Recent advances in the manufacturing field have led to the development of additive manufacturing technologies. This can be attributed to the high demand of part accuracy and simple techniques for manufacturing more complex geometries. Presently, several methods such as laser beam melting have been developed for additive manufacturing of metals. Unfortunately, due to the involved complex thermal cycles, postprocessing like heating and surface treatments are necessary to achieve the desired surface finish and properties. This normally results in material defects that may adversely affect structural performance. Consequently, structural durability is an important design consideration in enhancing the performance of structural components.
Effective structural fatigue and defects analysis are deemed as promising solution in improving the properties and performance of additive manufactured components. Therefore, studies involving defects formation mechanisms will be of great significance in predicting the fatigue strength in component structures. Alternatively, recent studies showed that fatigue strength is highly influenced by the defect properties such as size and lack of fusion geometries. Unfortunately, axial fatigue strength, especially in additively manufacture maraging steels, have not been fully explored.
To this note, Researchers at the University of Padova: Professor Giovanni Meneghetti, Dr. Daniele Rigon and Dr. Claudio Gennari from the Department of Industrial Engineering performed defect analysis in maraging steel materials. Fundamentally, they used selective laser melting based additive manufacturing method to fabricate the maraging steels samples. They also investigated the effects of the defects on the fatigue behavior. Their research work is currently published in International Journal of Fatigue.
In brief, the authors commenced their research work by exploring the defects and their influence on the performance and properties of additively manufactured components. Next, they performed stress-controlled fatigue analysis. Additionally, more measures were taken into account to reduce the steel specimen distortions that may have resulted in additional bending stresses. This included turning the steel samples end and polishing the gauging sections. The tested specimens were positioned both parallel and perpendicular to the building direction for testing.

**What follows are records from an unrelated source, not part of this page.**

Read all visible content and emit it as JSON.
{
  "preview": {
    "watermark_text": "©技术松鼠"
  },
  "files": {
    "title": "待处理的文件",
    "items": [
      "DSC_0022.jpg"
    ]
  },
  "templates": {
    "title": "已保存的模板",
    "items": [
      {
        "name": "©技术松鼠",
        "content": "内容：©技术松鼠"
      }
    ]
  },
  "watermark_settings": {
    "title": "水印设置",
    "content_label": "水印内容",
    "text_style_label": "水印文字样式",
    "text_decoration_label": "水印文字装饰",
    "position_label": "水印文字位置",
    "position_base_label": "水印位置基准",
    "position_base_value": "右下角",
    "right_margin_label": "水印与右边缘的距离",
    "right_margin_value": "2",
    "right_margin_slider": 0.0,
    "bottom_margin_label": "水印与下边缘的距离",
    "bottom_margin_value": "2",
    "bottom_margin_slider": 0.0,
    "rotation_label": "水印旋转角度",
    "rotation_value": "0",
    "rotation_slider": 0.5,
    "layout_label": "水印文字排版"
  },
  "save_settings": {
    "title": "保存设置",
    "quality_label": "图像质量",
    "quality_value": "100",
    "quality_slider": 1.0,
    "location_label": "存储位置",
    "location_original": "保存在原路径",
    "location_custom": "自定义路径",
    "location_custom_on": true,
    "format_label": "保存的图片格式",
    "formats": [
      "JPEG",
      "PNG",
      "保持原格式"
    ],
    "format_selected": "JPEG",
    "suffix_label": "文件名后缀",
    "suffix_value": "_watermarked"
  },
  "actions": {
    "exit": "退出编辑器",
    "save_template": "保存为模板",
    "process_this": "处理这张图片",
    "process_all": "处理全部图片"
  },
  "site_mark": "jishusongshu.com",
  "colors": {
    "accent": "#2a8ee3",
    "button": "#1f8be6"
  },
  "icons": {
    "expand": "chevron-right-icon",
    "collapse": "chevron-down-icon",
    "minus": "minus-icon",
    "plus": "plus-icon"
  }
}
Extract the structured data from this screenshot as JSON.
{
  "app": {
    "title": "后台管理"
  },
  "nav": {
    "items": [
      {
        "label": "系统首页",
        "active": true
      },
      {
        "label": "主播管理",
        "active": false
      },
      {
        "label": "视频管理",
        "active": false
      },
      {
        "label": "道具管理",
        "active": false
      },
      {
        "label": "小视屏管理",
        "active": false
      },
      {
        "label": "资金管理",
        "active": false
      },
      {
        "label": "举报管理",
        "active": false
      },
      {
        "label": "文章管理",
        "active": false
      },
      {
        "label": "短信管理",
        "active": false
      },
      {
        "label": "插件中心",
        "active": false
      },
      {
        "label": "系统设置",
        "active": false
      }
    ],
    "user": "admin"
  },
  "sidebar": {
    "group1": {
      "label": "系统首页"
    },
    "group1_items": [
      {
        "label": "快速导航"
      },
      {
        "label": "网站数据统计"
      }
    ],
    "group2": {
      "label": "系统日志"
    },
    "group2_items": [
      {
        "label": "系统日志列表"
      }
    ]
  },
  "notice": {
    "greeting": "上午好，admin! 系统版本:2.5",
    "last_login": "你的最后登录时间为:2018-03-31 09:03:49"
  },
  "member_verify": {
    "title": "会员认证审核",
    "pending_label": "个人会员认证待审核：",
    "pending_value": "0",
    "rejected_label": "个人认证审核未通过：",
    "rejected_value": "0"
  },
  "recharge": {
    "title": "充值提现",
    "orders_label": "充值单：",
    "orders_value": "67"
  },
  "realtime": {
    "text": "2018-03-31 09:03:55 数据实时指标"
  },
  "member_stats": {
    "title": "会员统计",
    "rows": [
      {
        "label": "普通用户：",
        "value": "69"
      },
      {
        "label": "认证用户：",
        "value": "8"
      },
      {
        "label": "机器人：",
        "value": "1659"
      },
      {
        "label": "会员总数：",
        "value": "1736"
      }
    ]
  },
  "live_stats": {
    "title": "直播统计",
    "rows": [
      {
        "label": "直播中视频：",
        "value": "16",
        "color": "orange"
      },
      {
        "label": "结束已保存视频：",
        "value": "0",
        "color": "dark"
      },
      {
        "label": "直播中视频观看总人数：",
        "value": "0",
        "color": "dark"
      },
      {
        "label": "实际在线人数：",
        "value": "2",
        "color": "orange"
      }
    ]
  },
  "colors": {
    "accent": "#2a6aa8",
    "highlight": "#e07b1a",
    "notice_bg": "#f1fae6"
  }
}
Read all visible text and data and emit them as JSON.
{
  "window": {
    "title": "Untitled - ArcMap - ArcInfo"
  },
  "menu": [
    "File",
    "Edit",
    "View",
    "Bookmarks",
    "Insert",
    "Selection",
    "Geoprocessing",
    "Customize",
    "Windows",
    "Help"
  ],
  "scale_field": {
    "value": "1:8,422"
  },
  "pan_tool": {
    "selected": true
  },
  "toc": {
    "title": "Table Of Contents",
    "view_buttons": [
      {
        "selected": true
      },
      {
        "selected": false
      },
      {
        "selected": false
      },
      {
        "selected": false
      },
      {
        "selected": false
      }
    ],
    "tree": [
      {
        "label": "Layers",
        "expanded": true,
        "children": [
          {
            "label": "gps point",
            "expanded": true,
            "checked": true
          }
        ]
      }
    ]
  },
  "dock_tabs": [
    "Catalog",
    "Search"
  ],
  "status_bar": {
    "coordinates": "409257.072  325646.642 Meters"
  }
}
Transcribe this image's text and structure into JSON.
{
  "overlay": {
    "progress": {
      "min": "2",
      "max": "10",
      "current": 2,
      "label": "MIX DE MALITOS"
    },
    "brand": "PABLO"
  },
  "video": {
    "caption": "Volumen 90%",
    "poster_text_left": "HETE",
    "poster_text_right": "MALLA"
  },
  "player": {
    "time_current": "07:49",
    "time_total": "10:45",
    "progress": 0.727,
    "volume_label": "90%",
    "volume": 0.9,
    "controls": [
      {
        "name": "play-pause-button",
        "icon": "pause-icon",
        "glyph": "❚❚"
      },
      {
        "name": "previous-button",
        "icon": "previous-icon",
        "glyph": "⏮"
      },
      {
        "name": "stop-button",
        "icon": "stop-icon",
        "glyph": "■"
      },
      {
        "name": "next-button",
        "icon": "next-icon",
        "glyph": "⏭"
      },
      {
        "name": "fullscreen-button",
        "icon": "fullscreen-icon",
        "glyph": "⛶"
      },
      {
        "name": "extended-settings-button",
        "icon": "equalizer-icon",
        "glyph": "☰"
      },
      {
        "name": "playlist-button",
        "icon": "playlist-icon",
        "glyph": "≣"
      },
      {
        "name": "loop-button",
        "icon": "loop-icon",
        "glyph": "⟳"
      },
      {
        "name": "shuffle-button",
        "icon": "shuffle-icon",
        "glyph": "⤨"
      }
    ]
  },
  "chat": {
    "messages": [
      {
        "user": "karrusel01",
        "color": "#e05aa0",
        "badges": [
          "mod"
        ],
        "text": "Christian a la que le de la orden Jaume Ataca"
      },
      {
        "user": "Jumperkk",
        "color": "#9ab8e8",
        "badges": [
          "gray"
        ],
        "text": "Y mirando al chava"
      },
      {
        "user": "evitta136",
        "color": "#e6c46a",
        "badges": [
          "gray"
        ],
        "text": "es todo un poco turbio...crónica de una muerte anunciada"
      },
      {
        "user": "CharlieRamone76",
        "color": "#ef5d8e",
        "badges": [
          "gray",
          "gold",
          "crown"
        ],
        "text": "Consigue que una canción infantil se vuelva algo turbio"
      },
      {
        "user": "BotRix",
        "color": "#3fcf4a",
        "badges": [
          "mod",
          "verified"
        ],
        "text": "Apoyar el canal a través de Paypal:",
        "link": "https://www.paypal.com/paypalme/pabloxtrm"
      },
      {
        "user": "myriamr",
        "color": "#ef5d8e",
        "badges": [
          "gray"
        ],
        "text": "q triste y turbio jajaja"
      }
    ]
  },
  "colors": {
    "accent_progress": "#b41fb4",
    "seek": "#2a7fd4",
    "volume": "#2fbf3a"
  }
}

Furthermore, the authors took into consideration the short crack effects so as to enhance the accuracy of the axial fatigue strength estimations.
The authors observed that the parallel steel samples exhibited almost the same fatigue strength as the perpendicular ones. However, parallel specimens further exhibited incremental fatigue strength at longer fatigue lives due to the different inherent behaviors of the material. Additionally, low fatigue strength was recorded for the additivity manufactured samples as compared to the initially tested vacuum melted specimens under the same conditions.
In summary, Professor Giovanni Meneghetti and colleagues successfully analyzed the influence of defects on the fatigue behaviors of additively manufactured steel samples. To actualize their study, they adopted the El-Haddad-Smith-Topper model to determine stress intensity factor, the length parameter of the model being included in the model to account for the short crack effect. This simplified approach involves the use of only one input parameter-Vickers hardness. Therefore, the study will improve the investigation of the influence of defects in additively manufactured materials thus further enhancing their design and performance.
Meneghetti, G., Rigon, D., & Gennari, C. (2019). An analysis of defects influence on axial fatigue strength of maraging steel specimens produced by additive manufacturing. International Journal of Fatigue, 118, 54-64.Go To International Journal of Fatigue